:: Dataset extract

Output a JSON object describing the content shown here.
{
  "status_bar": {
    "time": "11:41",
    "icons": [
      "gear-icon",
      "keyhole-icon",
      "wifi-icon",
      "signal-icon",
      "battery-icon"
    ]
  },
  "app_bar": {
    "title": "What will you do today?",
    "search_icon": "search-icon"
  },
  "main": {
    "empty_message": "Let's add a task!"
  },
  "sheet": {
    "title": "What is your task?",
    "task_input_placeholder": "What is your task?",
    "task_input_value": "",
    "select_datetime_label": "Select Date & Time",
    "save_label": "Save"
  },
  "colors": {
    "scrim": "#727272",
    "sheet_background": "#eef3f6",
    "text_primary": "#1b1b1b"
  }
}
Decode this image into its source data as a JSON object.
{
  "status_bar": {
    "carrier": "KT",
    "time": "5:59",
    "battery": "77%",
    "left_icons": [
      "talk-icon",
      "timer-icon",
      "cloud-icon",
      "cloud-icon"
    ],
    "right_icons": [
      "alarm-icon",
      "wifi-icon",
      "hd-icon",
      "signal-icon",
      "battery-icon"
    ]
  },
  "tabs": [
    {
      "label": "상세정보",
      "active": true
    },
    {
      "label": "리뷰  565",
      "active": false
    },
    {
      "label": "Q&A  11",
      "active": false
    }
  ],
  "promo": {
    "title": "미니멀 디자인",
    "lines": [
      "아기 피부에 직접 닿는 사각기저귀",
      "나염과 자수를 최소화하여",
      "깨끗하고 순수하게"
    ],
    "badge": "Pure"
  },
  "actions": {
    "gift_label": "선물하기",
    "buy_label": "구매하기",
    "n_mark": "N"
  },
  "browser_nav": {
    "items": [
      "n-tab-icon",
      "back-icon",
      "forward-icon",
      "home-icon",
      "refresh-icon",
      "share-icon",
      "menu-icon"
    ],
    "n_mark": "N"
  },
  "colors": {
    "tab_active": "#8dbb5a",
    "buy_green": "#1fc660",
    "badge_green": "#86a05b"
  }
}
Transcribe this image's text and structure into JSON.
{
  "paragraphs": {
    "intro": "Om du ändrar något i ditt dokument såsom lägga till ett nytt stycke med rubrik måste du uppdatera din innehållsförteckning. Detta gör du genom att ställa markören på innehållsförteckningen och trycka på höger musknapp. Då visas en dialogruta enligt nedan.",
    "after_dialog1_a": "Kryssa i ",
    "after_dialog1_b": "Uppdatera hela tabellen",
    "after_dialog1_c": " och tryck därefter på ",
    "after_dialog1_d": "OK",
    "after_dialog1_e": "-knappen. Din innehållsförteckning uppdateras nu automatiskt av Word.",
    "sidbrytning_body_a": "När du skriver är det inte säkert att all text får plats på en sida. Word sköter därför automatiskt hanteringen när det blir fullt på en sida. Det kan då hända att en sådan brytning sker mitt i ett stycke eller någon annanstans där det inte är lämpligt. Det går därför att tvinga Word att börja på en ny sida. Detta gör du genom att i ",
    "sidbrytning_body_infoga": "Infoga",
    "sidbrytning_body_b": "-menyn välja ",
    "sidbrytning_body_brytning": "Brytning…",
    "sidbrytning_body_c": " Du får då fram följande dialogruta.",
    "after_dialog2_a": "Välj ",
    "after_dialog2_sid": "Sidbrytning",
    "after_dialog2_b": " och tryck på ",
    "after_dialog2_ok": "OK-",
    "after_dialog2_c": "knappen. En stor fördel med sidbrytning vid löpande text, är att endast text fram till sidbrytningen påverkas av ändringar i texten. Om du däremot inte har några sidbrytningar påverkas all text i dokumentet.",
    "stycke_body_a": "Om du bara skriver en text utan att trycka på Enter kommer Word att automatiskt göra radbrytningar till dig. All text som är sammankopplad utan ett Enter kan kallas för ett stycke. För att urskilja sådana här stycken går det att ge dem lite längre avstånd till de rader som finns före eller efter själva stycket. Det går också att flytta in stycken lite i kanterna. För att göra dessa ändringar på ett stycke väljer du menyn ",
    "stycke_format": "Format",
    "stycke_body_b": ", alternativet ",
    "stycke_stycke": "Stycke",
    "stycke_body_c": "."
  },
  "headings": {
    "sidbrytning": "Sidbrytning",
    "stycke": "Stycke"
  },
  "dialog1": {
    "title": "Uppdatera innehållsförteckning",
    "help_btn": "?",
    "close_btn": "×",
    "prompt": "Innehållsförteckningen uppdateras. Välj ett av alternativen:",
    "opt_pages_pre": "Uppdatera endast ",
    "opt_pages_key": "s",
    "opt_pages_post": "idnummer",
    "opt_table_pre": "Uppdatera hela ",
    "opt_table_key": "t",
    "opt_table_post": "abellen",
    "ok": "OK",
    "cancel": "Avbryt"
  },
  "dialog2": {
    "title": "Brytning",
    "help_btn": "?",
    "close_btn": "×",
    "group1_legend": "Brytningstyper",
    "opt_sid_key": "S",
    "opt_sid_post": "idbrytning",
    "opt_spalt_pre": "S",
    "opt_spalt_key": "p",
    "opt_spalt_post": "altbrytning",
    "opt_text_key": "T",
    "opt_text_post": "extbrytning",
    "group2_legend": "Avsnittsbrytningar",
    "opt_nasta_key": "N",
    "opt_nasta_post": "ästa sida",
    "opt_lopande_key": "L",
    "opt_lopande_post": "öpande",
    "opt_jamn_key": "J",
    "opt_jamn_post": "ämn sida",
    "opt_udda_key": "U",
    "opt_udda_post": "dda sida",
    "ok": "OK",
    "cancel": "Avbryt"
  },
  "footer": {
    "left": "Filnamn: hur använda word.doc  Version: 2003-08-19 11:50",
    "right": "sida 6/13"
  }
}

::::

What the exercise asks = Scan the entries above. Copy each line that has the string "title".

Solution to the problem =
    "title": "What will you do today?",
    "title": "What is your task?",
    "title": "미니멀 디자인",
    "title": "Uppdatera innehållsförteckning",
    "title": "Brytning",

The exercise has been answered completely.